Another major city is preparing for the next generation of public transportation.
Washington, D.C., announced Monday the city has awarded Accenture a $184 million contract to replace the city’s existing fare collection city for its subways, trains and buses, along with public parking.
This news comes in the wake of New York City’s announcement last week that it plans to do away with its card system within the next five years.
Washington’s new system will be designed to provide a state-of-the art system for Metro customers that enables them to continue to use SmarTrip cards, while expanding fare payment to chip-enabled credit cards, federal government ID cards, and mobile phones using near field communications.
Accenture has successfully implemented similar technology in Canada and the Netherlands.
“While Metro pioneered the tap-and-go system we currently use, by today’s standards that system is cumbersome and the technology is not sustainable,” said Metro General Manager and CEO Richard Sarles. “The new technology will provide more flexibility for accounts, better reliability for riders and real choices for customers to use bank-issued payment cards, credit cards, ID cards or mobile phones to pay their Metro fares.”
The system will be built using the Accenture Fare Management Solution, based on commercial off-the-shelf software products.
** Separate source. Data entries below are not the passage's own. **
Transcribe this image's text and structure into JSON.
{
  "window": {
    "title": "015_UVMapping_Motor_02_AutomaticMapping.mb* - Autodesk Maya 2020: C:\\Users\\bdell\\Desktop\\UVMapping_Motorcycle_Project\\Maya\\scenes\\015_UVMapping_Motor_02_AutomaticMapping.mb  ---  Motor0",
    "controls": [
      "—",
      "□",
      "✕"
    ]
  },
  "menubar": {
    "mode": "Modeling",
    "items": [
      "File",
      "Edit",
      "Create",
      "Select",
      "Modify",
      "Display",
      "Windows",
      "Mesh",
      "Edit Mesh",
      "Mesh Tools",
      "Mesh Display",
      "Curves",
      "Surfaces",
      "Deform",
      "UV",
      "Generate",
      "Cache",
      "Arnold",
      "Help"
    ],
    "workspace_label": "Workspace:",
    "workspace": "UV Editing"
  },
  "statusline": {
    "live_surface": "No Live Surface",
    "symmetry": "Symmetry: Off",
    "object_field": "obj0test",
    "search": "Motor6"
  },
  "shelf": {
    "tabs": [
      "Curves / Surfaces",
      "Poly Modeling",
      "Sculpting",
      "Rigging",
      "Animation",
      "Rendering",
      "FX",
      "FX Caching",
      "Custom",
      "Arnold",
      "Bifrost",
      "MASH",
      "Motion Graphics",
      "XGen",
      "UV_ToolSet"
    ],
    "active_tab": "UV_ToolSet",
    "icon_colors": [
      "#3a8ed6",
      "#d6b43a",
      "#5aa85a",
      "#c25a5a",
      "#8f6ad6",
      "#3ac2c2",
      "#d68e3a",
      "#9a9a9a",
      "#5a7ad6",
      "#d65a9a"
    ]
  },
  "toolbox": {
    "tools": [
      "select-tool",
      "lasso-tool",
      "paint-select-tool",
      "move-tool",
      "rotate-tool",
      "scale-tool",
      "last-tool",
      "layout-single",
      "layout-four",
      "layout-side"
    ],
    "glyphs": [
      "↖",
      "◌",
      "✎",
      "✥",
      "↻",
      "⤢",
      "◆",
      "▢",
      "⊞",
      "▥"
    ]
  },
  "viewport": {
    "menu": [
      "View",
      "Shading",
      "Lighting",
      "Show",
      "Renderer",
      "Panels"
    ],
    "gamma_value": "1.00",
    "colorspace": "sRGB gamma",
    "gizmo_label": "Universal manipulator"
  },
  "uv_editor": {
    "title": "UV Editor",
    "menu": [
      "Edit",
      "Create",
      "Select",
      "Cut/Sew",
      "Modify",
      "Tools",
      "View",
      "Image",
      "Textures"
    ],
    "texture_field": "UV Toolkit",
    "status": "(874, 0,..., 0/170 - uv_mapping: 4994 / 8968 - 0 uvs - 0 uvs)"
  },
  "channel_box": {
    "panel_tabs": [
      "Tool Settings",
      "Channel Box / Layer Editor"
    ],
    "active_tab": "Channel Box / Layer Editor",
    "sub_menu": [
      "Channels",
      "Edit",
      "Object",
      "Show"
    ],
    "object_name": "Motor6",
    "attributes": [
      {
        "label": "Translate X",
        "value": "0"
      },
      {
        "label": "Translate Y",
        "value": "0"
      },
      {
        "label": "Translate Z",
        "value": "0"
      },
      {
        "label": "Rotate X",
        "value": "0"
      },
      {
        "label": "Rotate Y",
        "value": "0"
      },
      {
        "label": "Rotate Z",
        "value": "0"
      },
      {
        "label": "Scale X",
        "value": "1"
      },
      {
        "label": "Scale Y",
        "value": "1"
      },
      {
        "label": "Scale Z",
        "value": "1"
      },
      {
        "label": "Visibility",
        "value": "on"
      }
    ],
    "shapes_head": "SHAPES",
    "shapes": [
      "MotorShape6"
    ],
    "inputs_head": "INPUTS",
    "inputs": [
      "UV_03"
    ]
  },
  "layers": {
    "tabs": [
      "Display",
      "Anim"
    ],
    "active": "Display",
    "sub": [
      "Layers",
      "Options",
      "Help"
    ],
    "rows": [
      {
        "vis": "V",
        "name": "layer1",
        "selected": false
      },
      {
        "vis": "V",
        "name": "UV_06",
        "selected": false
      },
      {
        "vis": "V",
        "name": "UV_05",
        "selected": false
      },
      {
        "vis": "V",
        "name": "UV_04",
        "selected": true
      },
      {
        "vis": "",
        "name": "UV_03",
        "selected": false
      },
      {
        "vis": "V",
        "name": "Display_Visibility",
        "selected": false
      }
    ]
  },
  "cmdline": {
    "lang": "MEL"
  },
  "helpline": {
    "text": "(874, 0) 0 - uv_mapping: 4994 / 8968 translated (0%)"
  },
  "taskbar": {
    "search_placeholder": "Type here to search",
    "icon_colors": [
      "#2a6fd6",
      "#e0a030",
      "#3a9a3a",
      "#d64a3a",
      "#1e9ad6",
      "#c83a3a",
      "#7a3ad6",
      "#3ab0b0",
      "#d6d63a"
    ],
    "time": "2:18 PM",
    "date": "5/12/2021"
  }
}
It will use an open architecture that supports a range of payment options and includes the flexibility for future evolution in payment technology.
Later this year, Accenture will provide a pilot program to test the new system in 10 Metrorail stations, aboard 50 branded-route Metrobuses, and in two parking lots. Additionally, 2,000 Metro riders will be selected to participate in the pilot program to test the performance and reliability of the new system.
Similarly, fare vending machines will have large, intuitive, multilingual displays and be fully ADA-compliant. Onboard Metrobus, there will be a new target for customers to tap and MetroAccess customers will be able to validate their trips using the driver’s smartphone and the customer’s ID card.
Metro anticipates lower ongoing maintenance costs as a result of the more modern, component-based technology. Travel transactions and fare calculations will be performed by a central data system that is easier to maintain and manage. In addition, a sophisticated equipment monitoring system to manage maintenance and repair functions will support higher equipment up time for customers.
“We are pleased to be working with an experienced company to bring our customers the same level of technology that we’ve all seen in the airlines and banking industries for payments,” said Metro Deputy General Manager of Administration and Chief Financial Officer Carol Kissal. “Over the next several years, customers will see new stainless steel fare gates with clamshell-like barriers and large, bright, intuitive displays to ease their entries and exits. We believe this new system will enhance the Metro experience for commuters and visitors alike.”
When fully deployed, customers will see approximately 1,000 fare gates, 450 fare vending machines, approximately 1,500 bus payment targets, approximately 160 new payment targets at parking exit lanes, and approximately 600 NEPP-compatible smartphones for MetroAccess operators.
The new system will not accept paper tickets, and Metro will continue the gradual phasing out of paper fare media.
Today, less than one in 10 Metrorail riders pay for their trip with a paper fare card.